Today . . . something completely unrelated to photography.
When you have children, I think somehow the heart grows exponentially. I am not usually (and never really have been) the emotional type, but today I stumbled across an article that really touched me. I was reading it out loud to my wife, Rachel, and all of a sudden, about half way through the article, I felt this wave of emotion pour over me and I could barely continue reading through my tears as I thought about my role as a parent and my relationship with my own son.
I’m not 100% sure why I was so affected by it, and It’s strange, because I’m certain I wouldn’t have had that reaction 3 years ago before Zane and Zoe had come into my life. Nonetheless, I think it’s something every parent could stand to read (and probably re-read on a regular basis)
So . . . if you have 5 minutes, read the article below.

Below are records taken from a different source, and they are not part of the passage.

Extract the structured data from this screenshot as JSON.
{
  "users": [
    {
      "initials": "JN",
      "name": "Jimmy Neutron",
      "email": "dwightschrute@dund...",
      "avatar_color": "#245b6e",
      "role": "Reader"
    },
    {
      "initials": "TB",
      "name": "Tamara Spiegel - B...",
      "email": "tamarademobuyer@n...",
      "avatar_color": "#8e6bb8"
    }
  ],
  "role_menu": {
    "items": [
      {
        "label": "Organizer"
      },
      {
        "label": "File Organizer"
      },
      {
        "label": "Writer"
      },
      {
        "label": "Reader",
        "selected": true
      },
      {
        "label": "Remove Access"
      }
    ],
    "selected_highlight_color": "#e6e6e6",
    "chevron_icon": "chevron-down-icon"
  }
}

But be careful, you may want to have a box of tissues close by 😉
This article was written several decades ago, and since then it has been published in many well known books and magazines.
I am saying this as you lie asleep,
one little paw crumpled under your cheek and
the blond curls stickily wet on your damp forehead.
I have stolen into your room alone.
Just a few minutes ago,
as I sat reading my paper in the library,
a stifling wave of remorse swept over me.
Guiltily I came to your bedside.
There are the things I was thinking,
son: I had been cross to you.
I scolded you as you were dressing for school
because you gave your face merely a dab with a towel.
I took you to task for not cleaning your shoes.
I called out angrily
when you threw some of your things on the floor.
At breakfast I found fault, too.
You spilled things.
You gulped down your food.
You put your elbows on the table.
You spread butter too thick on your bread.
And as you started off to play
and I made for my train,
you turned and waved a hand
and called, ‘Goodbye, Daddy!’
and I frowned, and said in reply,
‘Hold your shoulders back!’
Then it began all over again in the late afternoon.
As I came up the road I spied you,
down on your knees, playing marbles.
There were holes in your stockings.
I humiliated you before your boyfriends
by marching you ahead of me to the house.
Stockings were expensive –
and if you had to buy them you would be more careful!
Imagine that, son, from a father!
Do you remember,
later, when I was reading in the library,
how you came in timidly,
with a sort of hurt look in your eyes?
When I glanced up over my paper,
impatient at the interruption,
you hesitated at the door.
‘What is it you want?’ I snapped.
You said nothing,
but ran across in one tempestuous plunge,
and threw your arms around my neck
and kissed me,
and your small arms tightened
with an affection that God had set blooming in your heart
and which even neglect could not wither.
And then you were gone,
pattering up the stairs.
it was shortly afterwards
that my paper slipped from my hands
and a terrible sickening fear came over me.
What has habit been doing to me?
The habit of finding fault, of reprimanding
– this was my reward to you for being a boy.
It was not that I did not love you;
it was that I expected too much of youth.
I was measuring you
by the yardstick of my own years.
And there was so much that was good and fine
and true in your character.
The little heart of you
was as big as the dawn itself
over the wide hills.
This was shown by your spontaneous impulse
to rush in and kiss me good night.
Nothing else matters tonight, son.
I have come to your bedside in the darkness,
and I have knelt there, ashamed!
It is a feeble atonement;
I know you would not understand these things
if I told them to you during your waking hours.
I will be a real daddy!
I will chum with you,
and suffer when you suffer,
and laugh when you laugh.
I will bite my tongue
when impatient words come.
I will keep saying as if it were a ritual:
‘He is nothing but a boy – a little boy!’
I am afraid I have visualized you as a man.
Yet as I see you now, son,
crumpled and weary in your cot,
I see that you are still a baby.
Yesterday you were in your mother’s arms,
your head on her shoulder.
I have asked too much, too much.
– W. Livingston Larned,
and since no post on this blog would be complete without a photo, here’s a snapshot of the three people that I love more than anything else in this entire world!